With the expansion commissioned on schedule (Sweden’s King Carl XVI Gustaf having performed the official opening at the end of August), the total value of ABB’s input eventually came to $84 million. As well as the 22.5-megawatt gearless drives for the two AG mills—the world’s largest, each with a capacity of 2,200 mt/h—the company has supplied two sets of 2×5-megawatt drives for the plant’s secondary mills, some 650 electric motors, 230 motor drives, transformers for Aitik’s uprated power supply (the mine takes about 1.5% of Sweden’s total electricity demand), gas-insulated high-voltage switchgear, over 200 low-voltage switchgear units, and a harmonic filter system for the whole plant to minimize its impact on the stability of the local grid. Overseeing the plant and materials-handling infrastructure is an ABB 800xA-type automation system, with the company having recently been awarded contracts that cover 24-hour support, spares and regular preventive maintenance for its equipment throughout the plant.

Supplied by Metso, Aitik’s two AG mills are fed minus 400-mm run-of-mine ore from a 200,000-mt-capacity stockpile.
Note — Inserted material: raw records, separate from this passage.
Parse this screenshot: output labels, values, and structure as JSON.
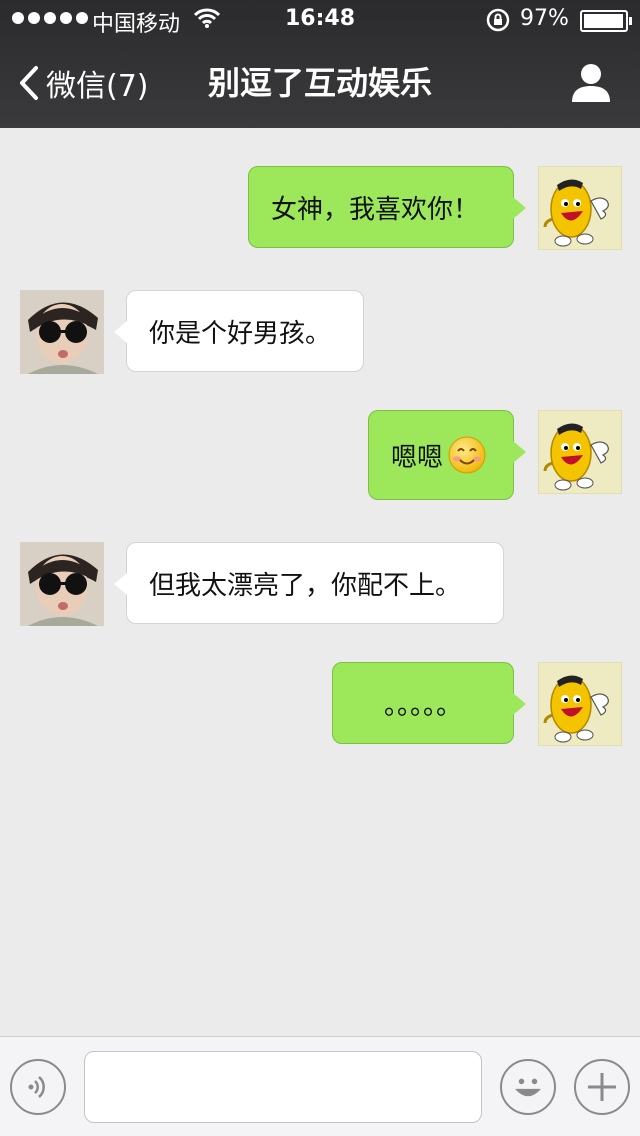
{
  "status_bar": {
    "carrier": "中国移动",
    "time": "16:48",
    "battery_percent": "97%",
    "battery_level": 0.97,
    "signal_dots": 5
  },
  "nav": {
    "back_label": "微信(7)",
    "title": "别逗了互动娱乐",
    "profile_icon": "person-icon"
  },
  "messages": [
    {
      "direction": "out",
      "text": "女神，我喜欢你！"
    },
    {
      "direction": "in",
      "text": "你是个好男孩。"
    },
    {
      "direction": "out",
      "text": "嗯嗯",
      "emoji": "smiling-face-icon"
    },
    {
      "direction": "in",
      "text": "但我太漂亮了，你配不上。"
    },
    {
      "direction": "out",
      "text": "。。。。。"
    }
  ],
  "input_bar": {
    "voice_icon": "voice-icon",
    "emoji_icon": "emoji-icon",
    "plus_icon": "plus-icon",
    "text_value": ""
  },
  "colors": {
    "outgoing_bubble": "#9de75a",
    "incoming_bubble": "#ffffff",
    "background": "#ebebeb",
    "header": "#2f2f31"
  }
}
This in turn takes ore from the 7-km-long conveyor system, 3.5 km of which runs underground through the pit wall from the old in-pit crusher and a new semi-mobile unit that has been built on the 285 m level within the mine. The second semi-mobile crushing station has been established on surface, mid-way between the Aitik pit and the Salmijärvi satellite pit, where waste stripping is now in progress. Part of Boliden’s investment has been targeted at a new P&H 4100C mining shovel and a fleet of nine Cat 795 haulers, with the trucks being due on site later this year. All ore is trucked to the crushers, while waste rock currently totaling around 100,000 mt/d is hauled up the ramp either for containment if it is pyrite-bearing or, in part, for use as a source of construction material.
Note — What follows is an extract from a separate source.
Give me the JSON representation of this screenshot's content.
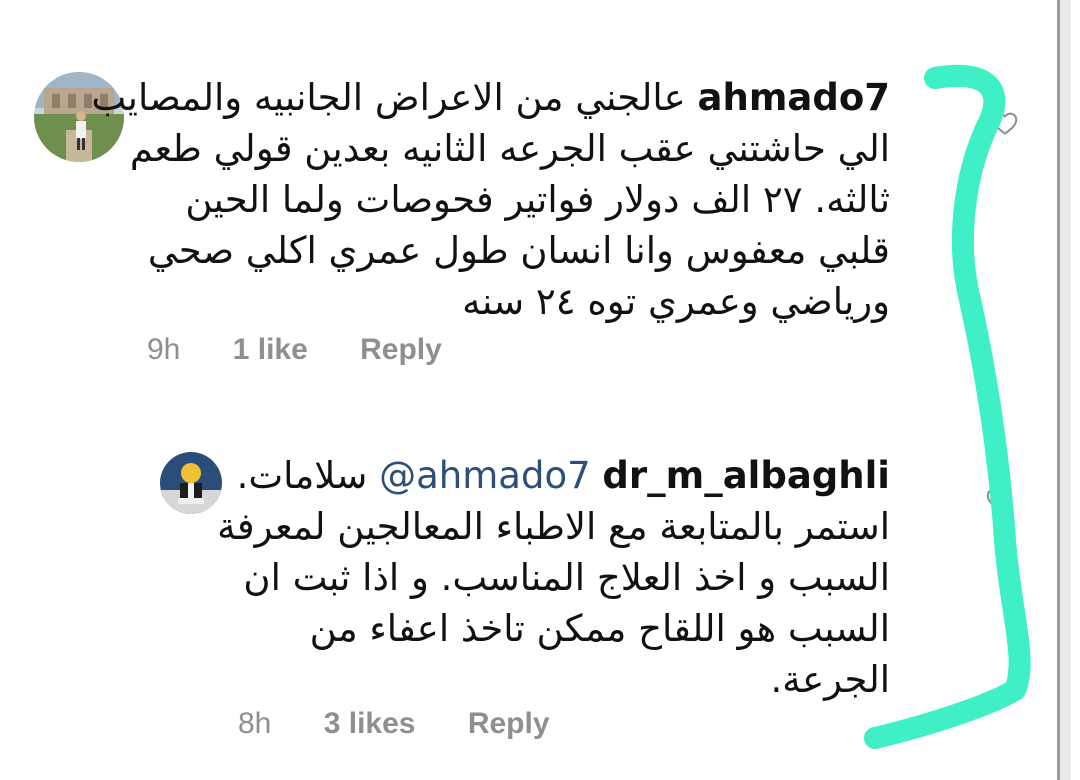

Power for the main overland conveyor comes from four ABB drives, two of which are 2.7-megawatt medium-voltage while the others are 1.8-megawatt low-voltage units. The control system automatically reduces the belt speed if the belt is running empty, thereby cutting the power demand while doing away with the need for power-hungry restarts once ore starts to flow again.

Autogenous grinding produces 3–5 mm feed for secondary milling, with chalcopyrite concentrate being recovered in 160-m3 and 40/50-m3 Outotec cells. With a diameter of 11.6 m (38 ft) and 13.7-m (45-ft) long, the rubber-lined AG mills are the world’s largest in volume terms, while the 22.5-megawatt gearless drives rank as the most powerful yet installed—until the 28-megawatt drive on the SAG mill at Chinalco’s Toromocho copper project in Peru, also on ABB’s order book, is installed, that is.

The 800xA automation and control system, has been designed to avoid what ABB describes as “islands of automation”—situations where separate parts of a process are controlled individually and where interconnecting communications may be a problem. From the central control room, Aitik’s operators work with a system that tracks both material and energy flows. An additional advantage comes from its asset optimization integration function, ABB notes, which provides both operators and maintenance staff with information on the condition of individual items of equipment so that preventive maintenance can be prioritized.

Aitik takes ore grading 0.27% copper, 2 g/t silver and 0.1 g/t gold, and recovers around 500 mt/d of concentrate that is transported by rail to Boliden’s Rönnskär smelter, 400 km away on the Baltic Sea coast. A dedicated rail terminal has been built as part of the expansion, allowing for direct loading of concentrates and the receipt of materials for the mine and plant without having to truck-haul through the nearby town of Gällivare. With ore reserves having been increased substantially to the current 747-million-mt proven and probable, the mine life has been extended to at least 2029. Moström described the plant as “the world’s most efficient concentrator,” and at the heart of the plant, electrical and control expertise from ABB.

For additional Aitik coverage, see this issue’s special report on Scandinavian mining technology beginning on p. 76.